Amanda is unprepared for the adventures to come, but she proves to be resilient, courageous, and of strong faith. On her journey she faces the deaths of those she depends on, wild animals, rough mountain men, and Indians from several tribes. Will she make it all the way to Oregon Territory? Can she be dissuaded from her faith in God by the devastations in her life? Will she ever be able to love again?
Brunstetter has researched the time period. She doesn’t fall back on stereotypes for the Quakers, mountain men, or Indians, but portrays them as individuals. This is a Christian book, but it doesn’t play out as a tale where everything works out with magical perfection for the characters who are Christians. They experience internal turmoil and external dangers like nonbelievers, but they have a strong God to rely on during the good times and the bad.
Several times I found myself reading on past my intended stopping place—always a good sign for a book. There are a number of occurrences that I just didn’t predict which keep the book moving at a brisk pace. The characters are well developed and interesting. The various settings are described in detail, appropriate to the action in the book and with language that lets the reader visualize the grandeur of nature. A novel with a Christian theme, it contains history, romance, and action along with thought-provoking concerns about evangelizing other cultures.
I would like to extend my thanks to netgalley.com and to Barbour Publishing (Shiloh Run Press) for giving me the opportunity to read this book in exchange for an honest review.
Category: Christian, Historical Fiction
Notes: There are discussion questions at the end of the book. My version also contained a novella, Woman of Hope, based on a characters from Woman of Courage. It is a quick, interesting bonus read, and as expected, because of the brevity of the work, does not hold much character development.
Publication: December 1, 2018— Barbour Publishing (Shiloh Run Press)
Gray Eagle didn’t mind them teaching his people from the Bible, but it wasn’t right that they expected the Nez Percé to give up many of their customs in favor of the white man’s way of doing things.
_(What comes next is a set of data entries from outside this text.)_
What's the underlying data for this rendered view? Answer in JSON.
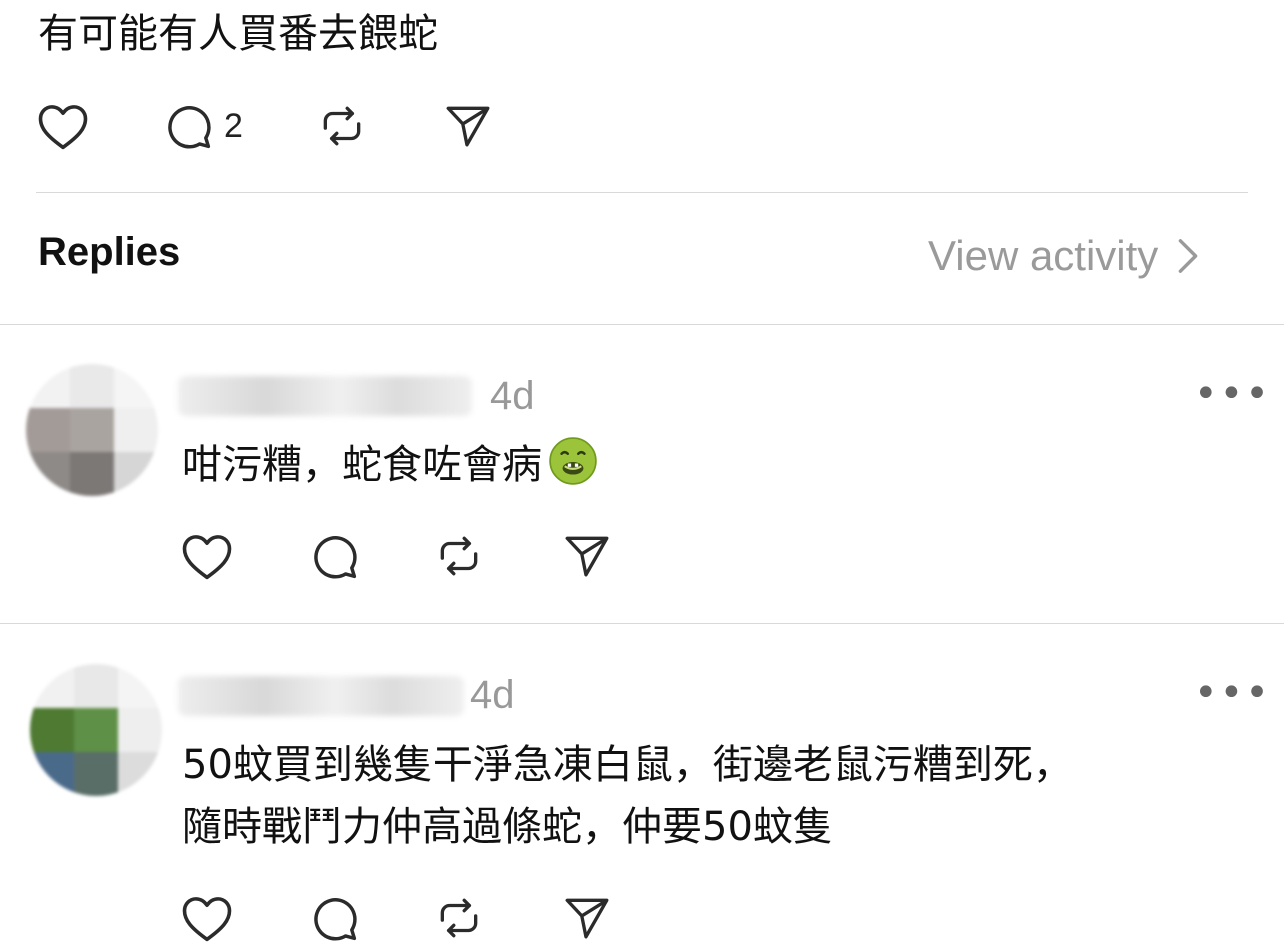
{
  "post": {
    "text": "有可能有人買番去餵蛇",
    "reply_count": "2"
  },
  "replies_header": {
    "title": "Replies",
    "view_activity": "View activity"
  },
  "replies": [
    {
      "time": "4d",
      "text": "咁污糟，蛇食咗會病",
      "emoji": "nauseated-face-emoji",
      "avatar_colors": [
        "#f2f2f2",
        "#e9e9e9",
        "#f5f5f5",
        "#a39b98",
        "#aaa4a0",
        "#efefef",
        "#8e8a88",
        "#7c7876",
        "#d6d6d6"
      ]
    },
    {
      "time": "4d",
      "text_line1": "50蚊買到幾隻干淨急凍白鼠，街邊老鼠污糟到死，",
      "text_line2": "隨時戰鬥力仲高過條蛇，仲要50蚊隻",
      "avatar_colors": [
        "#f1f1f1",
        "#e8e8e8",
        "#f4f4f4",
        "#4e7a32",
        "#5f9048",
        "#eeeeee",
        "#4a6a8a",
        "#5a6e68",
        "#dcdcdc"
      ]
    }
  ],
  "colors": {
    "icon": "#2b2b2b",
    "muted_text": "#9a9a9a",
    "divider": "#d9d9d9"
  }
}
She remembered her father saying once that it was important to forgive someone who had wronged you, but that forgiving didn’t mean you had to be in a relationship with them. Sometimes it was best to keep a safe distance from the person who had done you wrong.
“…God, who I believe is the same as the Great Spirit we have worshiped for so many years. I believe it was God who kept me alive when I was taken from my people. He got me through times when I didn’t think I would survive, and it was Him who brought me home again.”